Maya Angelou died on Wednesday, May 28, 2014 in her home in Winston Salem, North Carolina. She was a writer, director, singer, dancer, composer, and lecturer. Angelou spoke at least six languages and worked as a newspaper editor in Egypt and Ghana. She was an inspiration to people of all generations, races and walks of life. “She lived a life as a teacher, activist, artist and human being. She was a warrior for equality, tolerance and peace,” said her son, Guy B. Johnson.
Most Americans remember her for her extraordinary ability to use words like a musical instrument to evoke deep emotions from her audience. “She called herself a poet, in love with the “sound of language,” ”the music in language.”
Maya Angelou had a connection to GSA through the African Burial Ground Project. The discovery of this site sparked interest and debate by the local community, politicians, actors, and other notable figures. Maya Angelou was a known activist in the Civil Rights Movement who worked with Malcolm X and Martin Luther King Jr. She was interviewed by GSA staff to hear her views on the discovery of the African Burial Ground.
The African Burial Ground site was discovered in 1991. During GSA’s pre-construction work for a new federal office building, workers discovered the skeletal remains of the first of more than 400 men, women and children. Investigations revealed that during the 17th and 18th centuries, free and enslaved Africans were buried in a 6.6 acre burial ground in lower Manhattan outside the boundaries of the settlement of New Amsterdam, which would become New York.

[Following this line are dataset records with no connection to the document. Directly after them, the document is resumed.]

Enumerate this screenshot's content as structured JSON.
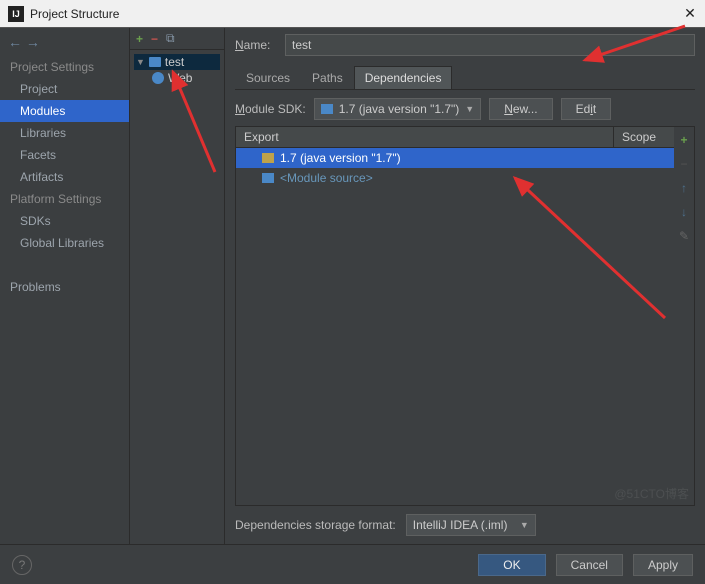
{
  "window": {
    "title": "Project Structure"
  },
  "sidebar": {
    "sections": [
      {
        "title": "Project Settings",
        "items": [
          "Project",
          "Modules",
          "Libraries",
          "Facets",
          "Artifacts"
        ],
        "selected": 1
      },
      {
        "title": "Platform Settings",
        "items": [
          "SDKs",
          "Global Libraries"
        ]
      },
      {
        "title": "",
        "items": [
          "Problems"
        ]
      }
    ]
  },
  "tree": {
    "root": "test",
    "child": "Web"
  },
  "form": {
    "name_label": "Name:",
    "name_value": "test",
    "tabs": [
      "Sources",
      "Paths",
      "Dependencies"
    ],
    "active_tab": 2,
    "sdk_label": "Module SDK:",
    "sdk_value": "1.7 (java version \"1.7\")",
    "btn_new": "New...",
    "btn_edit": "Edit",
    "table": {
      "headers": [
        "Export",
        "Scope"
      ],
      "rows": [
        {
          "icon": "folder",
          "text": "1.7 (java version \"1.7\")",
          "selected": true
        },
        {
          "icon": "src",
          "text": "<Module source>",
          "selected": false
        }
      ]
    },
    "storage_label": "Dependencies storage format:",
    "storage_value": "IntelliJ IDEA (.iml)"
  },
  "footer": {
    "ok": "OK",
    "cancel": "Cancel",
    "apply": "Apply"
  },
  "watermark": "@51CTO博客"
}
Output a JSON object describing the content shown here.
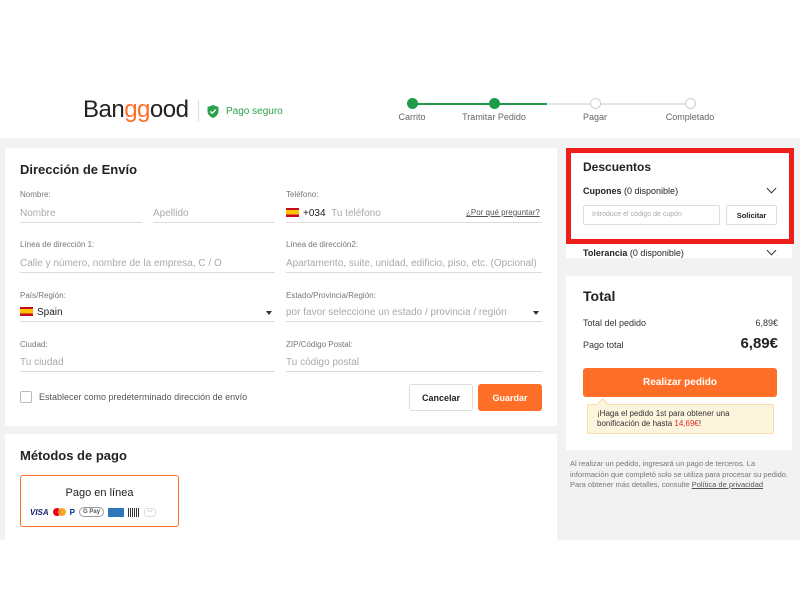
{
  "header": {
    "logo_prefix": "Ban",
    "logo_mid": "gg",
    "logo_suffix": "ood",
    "secure_label": "Pago seguro",
    "steps": [
      {
        "label": "Carrito",
        "state": "done"
      },
      {
        "label": "Tramitar Pedido",
        "state": "done"
      },
      {
        "label": "Pagar",
        "state": "todo"
      },
      {
        "label": "Completado",
        "state": "todo"
      }
    ]
  },
  "shipping": {
    "title": "Dirección de Envío",
    "name_label": "Nombre:",
    "name_placeholder": "Nombre",
    "surname_placeholder": "Apellido",
    "phone_label": "Teléfono:",
    "phone_prefix": "+034",
    "phone_placeholder": "Tu teléfono",
    "why_ask": "¿Por qué preguntar?",
    "addr1_label": "Línea de dirección 1:",
    "addr1_placeholder": "Calle y número, nombre de la empresa, C / O",
    "addr2_label": "Línea de dirección2:",
    "addr2_placeholder": "Apartamento, suite, unidad, edificio, piso, etc. (Opcional)",
    "country_label": "País/Región:",
    "country_value": "Spain",
    "state_label": "Estado/Provincia/Región:",
    "state_placeholder": "por favor seleccione un estado / provincia / región",
    "city_label": "Ciudad:",
    "city_placeholder": "Tu ciudad",
    "zip_label": "ZIP/Código Postal:",
    "zip_placeholder": "Tu código postal",
    "default_checkbox": "Establecer como predeterminado dirección de envío",
    "cancel": "Cancelar",
    "save": "Guardar"
  },
  "payment": {
    "title": "Métodos de pago",
    "option": "Pago en línea",
    "icons": [
      "visa-icon",
      "mastercard-icon",
      "paypal-icon",
      "gpay-icon",
      "amex-icon",
      "boleto-icon",
      "more-icon"
    ],
    "visa_text": "VISA",
    "paypal_text": "P",
    "gpay_text": "G Pay",
    "more_text": "···"
  },
  "discounts": {
    "title": "Descuentos",
    "coupons_label": "Cupones",
    "coupons_count": "(0 disponible)",
    "coupon_placeholder": "Introduce el código de cupón",
    "request": "Solicitar",
    "tolerance_label": "Tolerancia",
    "tolerance_count": "(0 disponible)"
  },
  "total": {
    "title": "Total",
    "subtotal_label": "Total del pedido",
    "subtotal_value": "6,89€",
    "pay_label": "Pago total",
    "pay_value": "6,89€",
    "order_button": "Realizar pedido",
    "promo_text": "¡Haga el pedido 1st para obtener una bonificación de hasta ",
    "promo_amount": "14,69€",
    "promo_end": "!"
  },
  "note": {
    "text": "Al realizar un pedido, ingresará un pago de terceros. La información que completó solo se utiliza para procesar su pedido. Para obtener más detalles, consulte ",
    "link": "Política de privacidad"
  },
  "colors": {
    "accent": "#ff6e26",
    "progress": "#1f9b4a",
    "highlight": "#f01d1d",
    "secure": "#2aa14a"
  }
}
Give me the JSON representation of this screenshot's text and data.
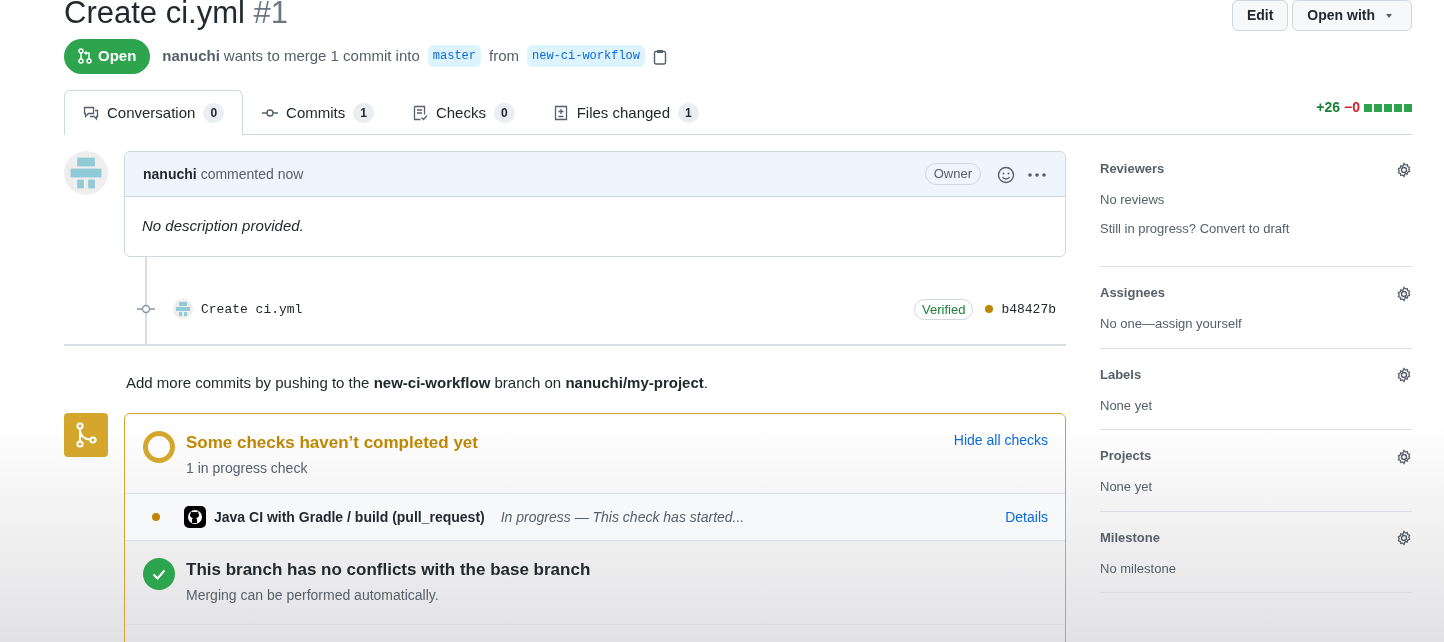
{
  "header": {
    "title": "Create ci.yml",
    "number": "#1",
    "buttons": [
      {
        "label": "Edit",
        "kind": "plain"
      },
      {
        "label": "Open with",
        "kind": "dropdown"
      }
    ]
  },
  "state_badge": {
    "label": "Open"
  },
  "merge_summary": {
    "author": "nanuchi",
    "phrase": "wants to merge 1 commit into",
    "base_branch": "master",
    "connector": "from",
    "head_branch": "new-ci-workflow"
  },
  "tabs": [
    {
      "label": "Conversation",
      "count": "0",
      "kind": "conversation",
      "selected": true
    },
    {
      "label": "Commits",
      "count": "1",
      "kind": "commits",
      "selected": false
    },
    {
      "label": "Checks",
      "count": "0",
      "kind": "checks",
      "selected": false
    },
    {
      "label": "Files changed",
      "count": "1",
      "kind": "files",
      "selected": false
    }
  ],
  "diffstat": {
    "additions": "+26",
    "deletions": "−0"
  },
  "comment": {
    "author": "nanuchi",
    "action": "commented now",
    "role": "Owner",
    "body": "No description provided."
  },
  "commit": {
    "message": "Create ci.yml",
    "verification": "Verified",
    "sha": "b48427b"
  },
  "push_hint": "Add more commits by pushing to the **new-ci-workflow** branch on **nanuchi/my-project**.",
  "checks": {
    "title": "Some checks haven’t completed yet",
    "subtitle": "1 in progress check",
    "toggle": "Hide all checks",
    "items": [
      {
        "name": "Java CI with Gradle / build (pull_request)",
        "status": "In progress — This check has started...",
        "link": "Details"
      }
    ],
    "merge_status": {
      "title": "This branch has no conflicts with the base branch",
      "subtitle": "Merging can be performed automatically."
    }
  },
  "sidebar": [
    {
      "title": "Reviewers",
      "lines": [
        "No reviews",
        "Still in progress? Convert to draft"
      ]
    },
    {
      "title": "Assignees",
      "lines": [
        "No one—assign yourself"
      ]
    },
    {
      "title": "Labels",
      "lines": [
        "None yet"
      ]
    },
    {
      "title": "Projects",
      "lines": [
        "None yet"
      ]
    },
    {
      "title": "Milestone",
      "lines": [
        "No milestone"
      ]
    }
  ]
}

Through the community’s activism and commitment, the African Burial Ground was awarded designation as a National Historic Landmark in 1993. The African Burial Ground was designated as a National Monument in 2006 and is managed by the National Parks Service.